Work task
Reproduce every record exactly as written.

┄┄┄┄┄┄

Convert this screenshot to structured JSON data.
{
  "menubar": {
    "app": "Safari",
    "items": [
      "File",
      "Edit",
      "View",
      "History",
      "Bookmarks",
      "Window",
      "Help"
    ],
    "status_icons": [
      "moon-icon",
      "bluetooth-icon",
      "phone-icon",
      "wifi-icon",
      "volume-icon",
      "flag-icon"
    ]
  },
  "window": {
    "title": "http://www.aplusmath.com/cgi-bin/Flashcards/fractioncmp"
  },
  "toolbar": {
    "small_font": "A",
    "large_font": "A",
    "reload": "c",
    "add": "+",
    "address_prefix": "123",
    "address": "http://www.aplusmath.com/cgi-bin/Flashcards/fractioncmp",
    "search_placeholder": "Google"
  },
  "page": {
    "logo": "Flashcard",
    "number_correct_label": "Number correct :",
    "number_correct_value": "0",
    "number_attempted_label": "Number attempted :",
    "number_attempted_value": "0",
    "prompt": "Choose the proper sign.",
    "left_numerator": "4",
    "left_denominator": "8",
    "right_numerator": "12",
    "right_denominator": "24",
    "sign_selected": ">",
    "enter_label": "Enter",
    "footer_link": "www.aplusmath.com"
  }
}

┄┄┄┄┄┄

Solution to this task
Convert this screenshot to structured JSON data.
{
  "menubar": {
    "app": "Safari",
    "items": [
      "File",
      "Edit",
      "View",
      "History",
      "Bookmarks",
      "Window",
      "Help"
    ],
    "status_icons": [
      "moon-icon",
      "bluetooth-icon",
      "phone-icon",
      "wifi-icon",
      "volume-icon",
      "flag-icon"
    ]
  },
  "window": {
    "title": "http://www.aplusmath.com/cgi-bin/Flashcards/fractioncmp"
  },
  "toolbar": {
    "small_font": "A",
    "large_font": "A",
    "reload": "c",
    "add": "+",
    "address_prefix": "123",
    "address": "http://www.aplusmath.com/cgi-bin/Flashcards/fractioncmp",
    "search_placeholder": "Google"
  },
  "page": {
    "logo": "Flashcard",
    "number_correct_label": "Number correct :",
    "number_correct_value": "0",
    "number_attempted_label": "Number attempted :",
    "number_attempted_value": "0",
    "prompt": "Choose the proper sign.",
    "left_numerator": "4",
    "left_denominator": "8",
    "right_numerator": "12",
    "right_denominator": "24",
    "sign_selected": ">",
    "enter_label": "Enter",
    "footer_link": "www.aplusmath.com"
  }
}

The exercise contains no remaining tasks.